Not only does it appear to be effective, but its very selective, Lai said. Its highly toxic to the cancer cells, but has a marginal impact on normal breast cells.
The compound, artemisinin, isnt new. It apparently was extracted from the plant Artemesia annua L., commonly known as wormwood, thousands of years ago by the Chinese, who used it to combat malaria. However, the treatment was lost over time. Artemisinin was rediscovered during an archaeological dig in the 1970s that unearthed recipes for ancient medical remedies, and has become widely used in modern Asia and Africa to fight the mosquito-borne disease.
The compound helps control malaria because it reacts with the high iron concentrations found in the malaria parasite. When artemisinin comes into contact with iron, a chemical reaction ensues, spawning charged atoms that chemists call free radicals. The free radicals attack cell membranes, breaking them apart and killing the single-cell parasite.
About seven years ago, Lai began to hypothesize that the process might work with cancer, too.
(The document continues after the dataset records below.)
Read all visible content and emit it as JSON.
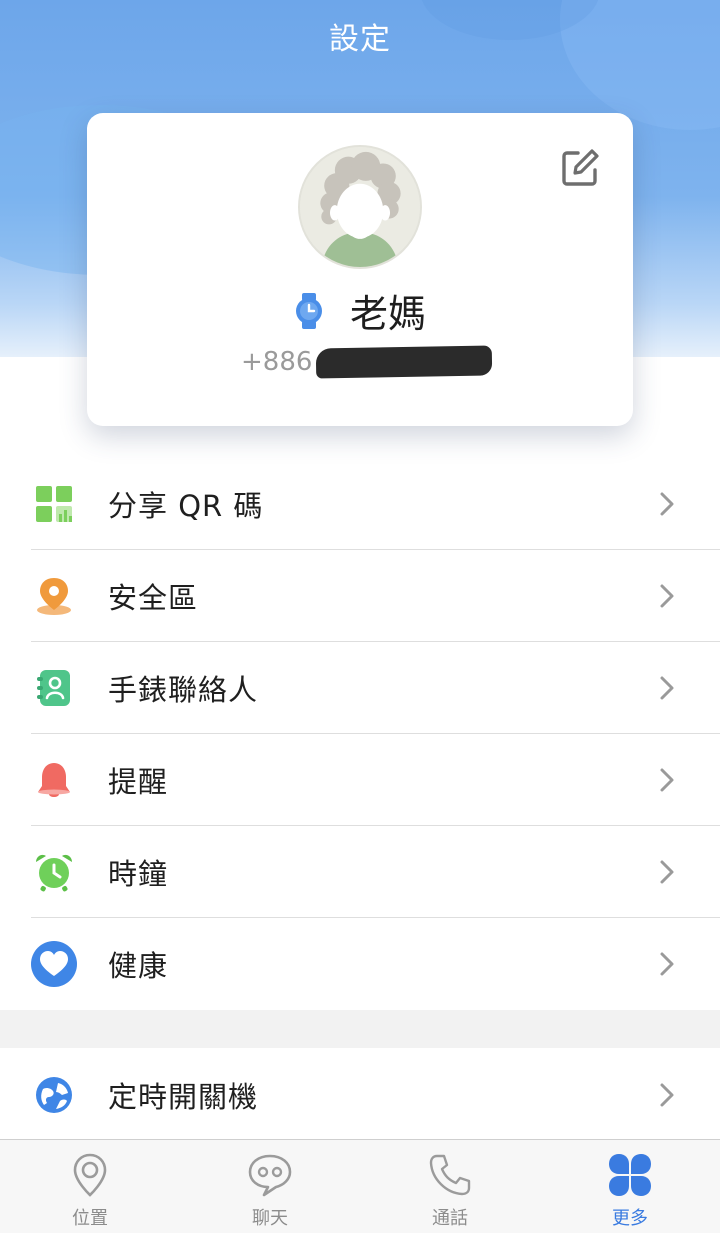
{
  "header": {
    "title": "設定"
  },
  "profile": {
    "name": "老媽",
    "phone_prefix": "+886",
    "edit_icon": "edit-icon",
    "device_icon": "watch-icon"
  },
  "menu": [
    {
      "label": "分享 QR 碼",
      "icon": "qr-code-icon",
      "color": "#7ccf5c"
    },
    {
      "label": "安全區",
      "icon": "location-pin-icon",
      "color": "#f0a040"
    },
    {
      "label": "手錶聯絡人",
      "icon": "contacts-book-icon",
      "color": "#4fc58a"
    },
    {
      "label": "提醒",
      "icon": "bell-icon",
      "color": "#f06a62"
    },
    {
      "label": "時鐘",
      "icon": "alarm-clock-icon",
      "color": "#6fd05a"
    },
    {
      "label": "健康",
      "icon": "heart-icon",
      "color": "#3f86e6"
    }
  ],
  "menu2": [
    {
      "label": "定時開關機",
      "icon": "power-schedule-icon",
      "color": "#3f86e6"
    }
  ],
  "tabbar": {
    "tabs": [
      {
        "label": "位置",
        "icon": "location-icon",
        "active": false
      },
      {
        "label": "聊天",
        "icon": "chat-icon",
        "active": false
      },
      {
        "label": "通話",
        "icon": "phone-icon",
        "active": false
      },
      {
        "label": "更多",
        "icon": "more-clover-icon",
        "active": true
      }
    ],
    "active_color": "#3a7be0"
  }
}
Cancer cells need a lot of iron to replicate DNA when they divide, Lai explained. As a result, cancer cells have much higher iron concentrations than normal cells. When we began to understand how artemisinin worked, I started wondering if we could use that knowledge to target cancer cells.